Myra is a real place you can find on a map. There’s nothing left of the old town except some ruined buildings, all on private land, and none of which can be seen or easily reached from the road. Google Maps will give some intriguing images from satellite view, including one roofless structure which appears to contain among other things an ancient claw-footed bathtub. The “haunted graveyard” belongs to a family farm a couple of miles from the old town; it’s been defaced by trespassers, so if you go visit, get permission from the owners.

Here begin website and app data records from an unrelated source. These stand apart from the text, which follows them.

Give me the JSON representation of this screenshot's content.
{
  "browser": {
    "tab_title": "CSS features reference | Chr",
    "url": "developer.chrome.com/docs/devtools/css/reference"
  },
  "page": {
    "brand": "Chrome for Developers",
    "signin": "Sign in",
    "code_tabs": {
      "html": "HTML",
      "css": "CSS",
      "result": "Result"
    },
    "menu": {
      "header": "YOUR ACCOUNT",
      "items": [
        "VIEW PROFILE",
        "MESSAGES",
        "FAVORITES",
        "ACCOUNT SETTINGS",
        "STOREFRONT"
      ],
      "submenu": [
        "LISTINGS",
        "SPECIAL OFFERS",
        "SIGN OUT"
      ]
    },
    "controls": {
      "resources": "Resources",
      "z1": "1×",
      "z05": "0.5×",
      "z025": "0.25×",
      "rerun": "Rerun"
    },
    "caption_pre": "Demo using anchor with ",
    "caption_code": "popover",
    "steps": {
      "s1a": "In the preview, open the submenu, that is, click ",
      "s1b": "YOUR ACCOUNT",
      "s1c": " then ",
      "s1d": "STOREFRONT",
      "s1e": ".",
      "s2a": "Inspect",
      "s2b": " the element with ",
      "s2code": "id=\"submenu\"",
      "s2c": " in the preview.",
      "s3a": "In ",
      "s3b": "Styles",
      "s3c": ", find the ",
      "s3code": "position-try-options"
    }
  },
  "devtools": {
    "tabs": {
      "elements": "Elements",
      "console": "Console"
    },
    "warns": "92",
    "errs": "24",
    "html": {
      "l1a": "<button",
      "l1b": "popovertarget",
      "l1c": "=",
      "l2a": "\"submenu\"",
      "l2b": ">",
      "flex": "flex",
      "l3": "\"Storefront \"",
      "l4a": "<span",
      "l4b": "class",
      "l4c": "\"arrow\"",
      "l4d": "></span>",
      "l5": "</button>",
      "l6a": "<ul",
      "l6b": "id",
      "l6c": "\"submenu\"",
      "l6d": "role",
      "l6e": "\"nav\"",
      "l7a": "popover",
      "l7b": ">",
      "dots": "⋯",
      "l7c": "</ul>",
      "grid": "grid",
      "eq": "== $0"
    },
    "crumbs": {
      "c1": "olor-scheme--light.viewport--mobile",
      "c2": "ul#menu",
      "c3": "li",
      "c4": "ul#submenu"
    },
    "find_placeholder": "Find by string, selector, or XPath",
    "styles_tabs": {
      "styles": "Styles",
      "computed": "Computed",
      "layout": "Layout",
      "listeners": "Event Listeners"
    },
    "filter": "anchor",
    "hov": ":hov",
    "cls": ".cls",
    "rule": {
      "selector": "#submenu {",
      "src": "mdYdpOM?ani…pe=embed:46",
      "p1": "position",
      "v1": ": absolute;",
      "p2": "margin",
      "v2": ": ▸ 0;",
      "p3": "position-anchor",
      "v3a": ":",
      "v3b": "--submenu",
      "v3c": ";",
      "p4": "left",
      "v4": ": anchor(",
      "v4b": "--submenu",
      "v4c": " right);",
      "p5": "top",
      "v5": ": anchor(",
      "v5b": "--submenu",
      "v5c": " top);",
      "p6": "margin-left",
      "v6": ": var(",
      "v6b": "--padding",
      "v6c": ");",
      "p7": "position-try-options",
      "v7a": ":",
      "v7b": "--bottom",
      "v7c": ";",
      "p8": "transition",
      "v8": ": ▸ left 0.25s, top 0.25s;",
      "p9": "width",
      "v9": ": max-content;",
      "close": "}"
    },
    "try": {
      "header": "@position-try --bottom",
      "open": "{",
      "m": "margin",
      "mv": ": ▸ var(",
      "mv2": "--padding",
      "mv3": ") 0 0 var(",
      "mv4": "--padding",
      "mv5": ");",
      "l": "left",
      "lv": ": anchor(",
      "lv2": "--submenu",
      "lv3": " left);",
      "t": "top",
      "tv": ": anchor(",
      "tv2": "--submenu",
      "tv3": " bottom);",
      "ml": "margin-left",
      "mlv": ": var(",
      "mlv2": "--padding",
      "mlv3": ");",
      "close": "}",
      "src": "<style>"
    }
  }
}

The history of the place is something of a local mystery. When the older generation was young, it was spoken about sparingly; horrible events happened there long ago, apparently, and it wasn’t fit conversation. From what little I’ve been able to find out, there were until recently a few surviving board-built structures, a tiny hamlet that acted as support camp for logging crews harvesting deep into the woods to the east. The rumors I’ve heard were wild ones, about attacks from the local Penobscot natives — almost unheard of — and starvation and cannibalism in the deep midwinter. The more sane accounts mention distance from the river, the rise of the gasoline engine, and the building of the Stud Mill Road itself as the cause of the town’s decline.
Hidden somewhere in the archives of the American Folklore Society is a taped interview about the town’s history. I’ve sought in vain for its location, however, bothering some very patient archivists both there and at the University of Maine, which still offers a class in folklore. Unfortunately, the AFS lacks funds to organize all their collections.
My grateful thanks to Katie Hamilton, a wise and lovely lady and an old friend, who was kind enough to assemble some of the local lore on the place. The misrepresentations are all mine.